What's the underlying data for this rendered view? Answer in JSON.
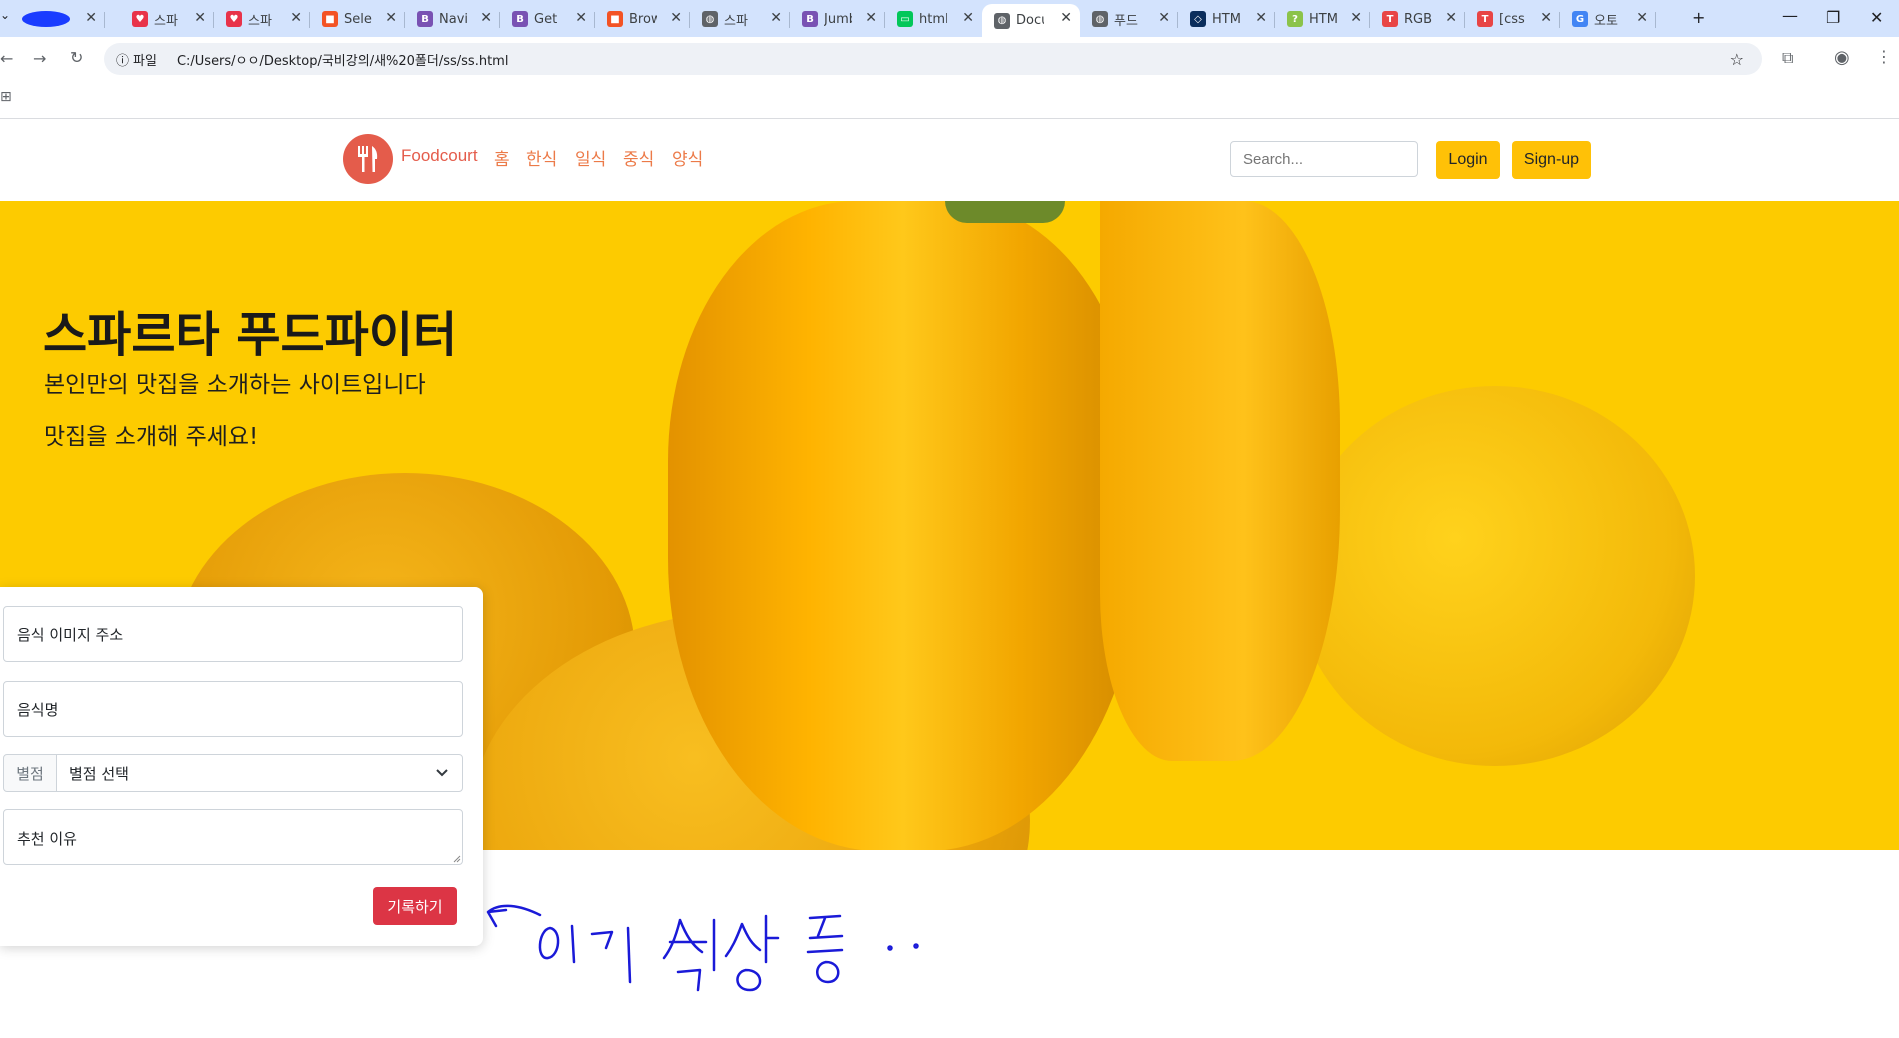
{
  "browser": {
    "tabs": [
      {
        "title": "",
        "favicon_color": "#1a3cff",
        "favicon_glyph": ""
      },
      {
        "title": "스파",
        "favicon_color": "#e8334a",
        "favicon_glyph": "♥"
      },
      {
        "title": "스파",
        "favicon_color": "#e8334a",
        "favicon_glyph": "♥"
      },
      {
        "title": "Selec",
        "favicon_color": "#f35325",
        "favicon_glyph": "■"
      },
      {
        "title": "Navi",
        "favicon_color": "#7952b3",
        "favicon_glyph": "B"
      },
      {
        "title": "Get",
        "favicon_color": "#7952b3",
        "favicon_glyph": "B"
      },
      {
        "title": "Brow",
        "favicon_color": "#f35325",
        "favicon_glyph": "■"
      },
      {
        "title": "스파",
        "favicon_color": "#5f6368",
        "favicon_glyph": "◍"
      },
      {
        "title": "Jumb",
        "favicon_color": "#7952b3",
        "favicon_glyph": "B"
      },
      {
        "title": "html",
        "favicon_color": "#03c75a",
        "favicon_glyph": "▭"
      },
      {
        "title": "Docu",
        "favicon_color": "#5f6368",
        "favicon_glyph": "◍"
      },
      {
        "title": "푸드",
        "favicon_color": "#5f6368",
        "favicon_glyph": "◍"
      },
      {
        "title": "HTM",
        "favicon_color": "#0a2d5c",
        "favicon_glyph": "◇"
      },
      {
        "title": "HTM",
        "favicon_color": "#8bc34a",
        "favicon_glyph": "?"
      },
      {
        "title": "RGB",
        "favicon_color": "#e84545",
        "favicon_glyph": "T"
      },
      {
        "title": "[css",
        "favicon_color": "#e84545",
        "favicon_glyph": "T"
      },
      {
        "title": "오토",
        "favicon_color": "#4285f4",
        "favicon_glyph": "G"
      }
    ],
    "active_tab_index": 10,
    "address_label": "파일",
    "url": "C:/Users/ㅇㅇ/Desktop/국비강의/새%20폴더/ss/ss.html"
  },
  "navbar": {
    "brand": "Foodcourt",
    "links": [
      "홈",
      "한식",
      "일식",
      "중식",
      "양식"
    ],
    "search_placeholder": "Search...",
    "login_label": "Login",
    "signup_label": "Sign-up",
    "brand_color": "#e45c4b",
    "link_color": "#ec7a48",
    "button_color": "#ffc107"
  },
  "hero": {
    "title": "스파르타 푸드파이터",
    "subtitle": "본인만의 맛집을 소개하는 사이트입니다",
    "subtitle2": "맛집을 소개해 주세요!",
    "bg_color": "#fdcb00"
  },
  "form": {
    "image_url_placeholder": "음식 이미지 주소",
    "food_name_placeholder": "음식명",
    "rating_addon": "별점",
    "rating_select": "별점 선택",
    "reason_placeholder": "추천 이유",
    "submit_label": "기록하기",
    "submit_color": "#dc3545"
  },
  "annotation": {
    "handwritten_note": "이거 설정중 ..",
    "ink_color": "#1a1ad8"
  }
}
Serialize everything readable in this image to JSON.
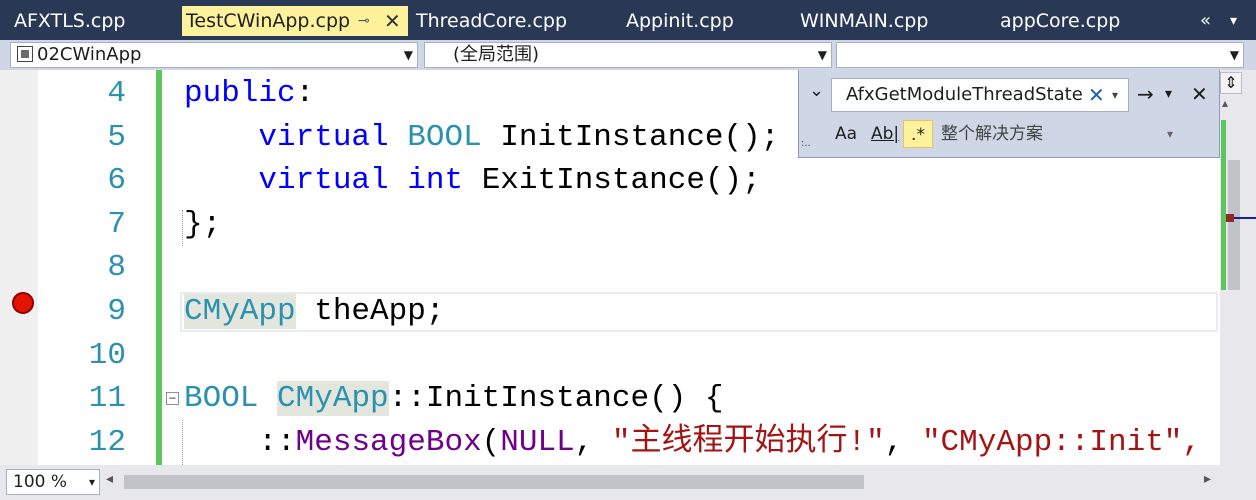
{
  "tabs": [
    {
      "label": "AFXTLS.cpp",
      "active": false
    },
    {
      "label": "TestCWinApp.cpp",
      "active": true
    },
    {
      "label": "ThreadCore.cpp",
      "active": false
    },
    {
      "label": "Appinit.cpp",
      "active": false
    },
    {
      "label": "WINMAIN.cpp",
      "active": false
    },
    {
      "label": "appCore.cpp",
      "active": false
    }
  ],
  "tab_pin_glyph": "⊸",
  "tab_close_glyph": "✕",
  "tab_overflow_glyph": "«",
  "tab_menu_glyph": "▾",
  "navbar": {
    "project": "02CWinApp",
    "scope": "(全局范围)",
    "member": ""
  },
  "editor": {
    "line_numbers": [
      "4",
      "5",
      "6",
      "7",
      "8",
      "9",
      "10",
      "11",
      "12"
    ],
    "breakpoint_line": "9",
    "collapse_glyph": "−",
    "tokens": {
      "l4_kw": "public",
      "l4_punc": ":",
      "l5_indent": "    ",
      "l5_kw": "virtual",
      "l5_ty": "BOOL",
      "l5_fn": "InitInstance",
      "l5_punc": "();",
      "l6_kw": "virtual",
      "l6_ty": "int",
      "l6_fn": "ExitInstance",
      "l6_punc": "();",
      "l7_punc": "};",
      "l9_cls": "CMyApp",
      "l9_rest": " theApp;",
      "l11_ty": "BOOL",
      "l11_cls": "CMyApp",
      "l11_sep": "::",
      "l11_fn": "InitInstance",
      "l11_punc": "() {",
      "l12_sep": "::",
      "l12_fn": "MessageBox",
      "l12_open": "(",
      "l12_macro": "NULL",
      "l12_comma": ", ",
      "l12_str1": "\"主线程开始执行!\"",
      "l12_comma2": ", ",
      "l12_str2": "\"CMyApp::Init\","
    }
  },
  "find_widget": {
    "expander": "⌄",
    "search_text": "AfxGetModuleThreadState",
    "clear_glyph": "✕",
    "dropdown_glyph": "▾",
    "find_next_glyph": "→",
    "options_glyph": "▾",
    "close_glyph": "✕",
    "match_case": "Aa",
    "whole_word": "Ab|",
    "regex": ".*",
    "scope": "整个解决方案",
    "scope_arrow": "▾",
    "grip": ":.."
  },
  "scrollbar": {
    "split_glyph": "⇕",
    "up_glyph": "▴",
    "left_glyph": "◂",
    "right_glyph": "▸"
  },
  "zoom": "100 %",
  "zoom_arrow": "▾",
  "colors": {
    "chrome": "#293955",
    "active_tab": "#fff29d",
    "keyword": "#0000ff",
    "type": "#2b91af",
    "string": "#a31515",
    "macro": "#6f008a",
    "change_bar": "#5cc75c",
    "breakpoint": "#e51400"
  }
}
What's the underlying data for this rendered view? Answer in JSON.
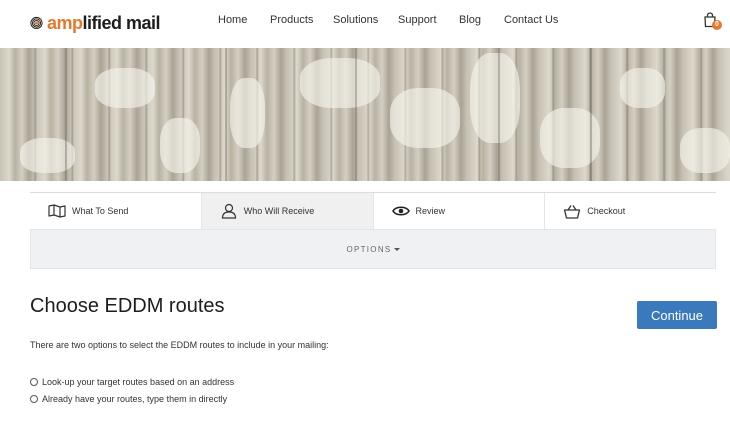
{
  "header": {
    "logo": {
      "amp": "amp",
      "rest": "lified mail"
    },
    "nav": [
      {
        "label": "Home"
      },
      {
        "label": "Products"
      },
      {
        "label": "Solutions"
      },
      {
        "label": "Support"
      },
      {
        "label": "Blog"
      },
      {
        "label": "Contact Us"
      }
    ],
    "cart_count": "0"
  },
  "steps": [
    {
      "label": "What To Send",
      "icon": "map-icon",
      "active": false
    },
    {
      "label": "Who Will Receive",
      "icon": "person-icon",
      "active": true
    },
    {
      "label": "Review",
      "icon": "eye-icon",
      "active": false
    },
    {
      "label": "Checkout",
      "icon": "basket-icon",
      "active": false
    }
  ],
  "options_label": "OPTIONS",
  "main": {
    "title": "Choose EDDM routes",
    "continue_label": "Continue",
    "intro": "There are two options to select the EDDM routes to include in your mailing:",
    "radio_options": [
      {
        "label": "Look-up your target routes based on an address",
        "checked": false
      },
      {
        "label": "Already have your routes, type them in directly",
        "checked": false
      }
    ]
  },
  "colors": {
    "accent_orange": "#e8772e",
    "button_blue": "#3a79bb",
    "options_bg": "#f0f1f3",
    "active_step_bg": "#f0f0f0"
  }
}
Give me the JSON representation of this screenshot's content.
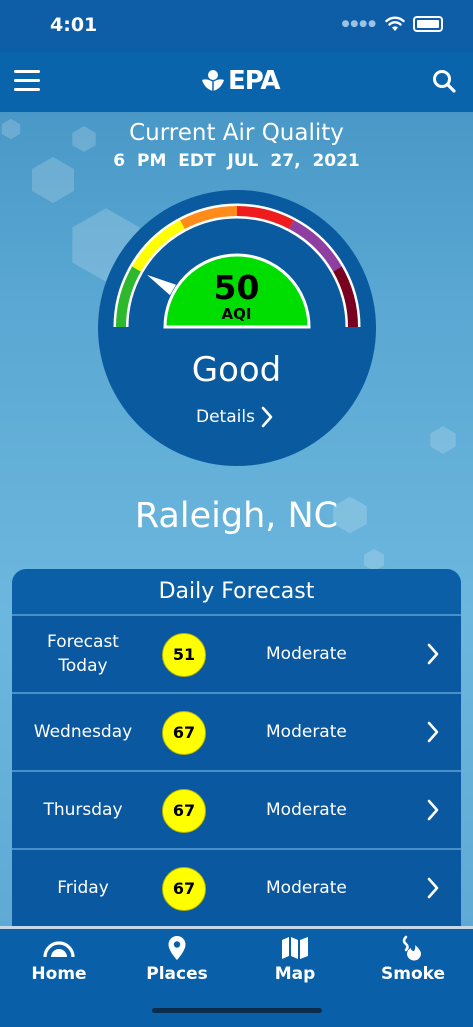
{
  "status_bar": {
    "time": "4:01"
  },
  "header": {
    "logo_text": "EPA"
  },
  "current": {
    "title": "Current Air Quality",
    "time": "6 PM EDT",
    "date": "JUL 27, 2021",
    "aqi": "50",
    "aqi_unit": "AQI",
    "category": "Good",
    "details_label": "Details",
    "aqi_fraction": 0.167
  },
  "location": "Raleigh, NC",
  "forecast": {
    "title": "Daily Forecast",
    "rows": [
      {
        "day": "Forecast Today",
        "aqi": "51",
        "category": "Moderate"
      },
      {
        "day": "Wednesday",
        "aqi": "67",
        "category": "Moderate"
      },
      {
        "day": "Thursday",
        "aqi": "67",
        "category": "Moderate"
      },
      {
        "day": "Friday",
        "aqi": "67",
        "category": "Moderate"
      }
    ]
  },
  "colors": {
    "good": "#2eb82e",
    "moderate": "#ffff00",
    "usg": "#ff8c1a",
    "unhealthy": "#ee1c1c",
    "very_unhealthy": "#8e3fa0",
    "hazardous": "#7a0020",
    "gauge_fill": "#00dd00"
  },
  "tabs": [
    {
      "label": "Home",
      "icon": "gauge-icon"
    },
    {
      "label": "Places",
      "icon": "location-pin-icon"
    },
    {
      "label": "Map",
      "icon": "map-icon"
    },
    {
      "label": "Smoke",
      "icon": "smoke-fire-icon"
    }
  ]
}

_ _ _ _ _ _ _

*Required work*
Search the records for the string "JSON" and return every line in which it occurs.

*Solution to this exercise*
What's the underlying data for this rendered view? Answer in JSON.
Serialize everything readable in this image to JSON.
What's the underlying data for this rendered view? Answer in JSON.
Give me the JSON representation of this screenshot's content.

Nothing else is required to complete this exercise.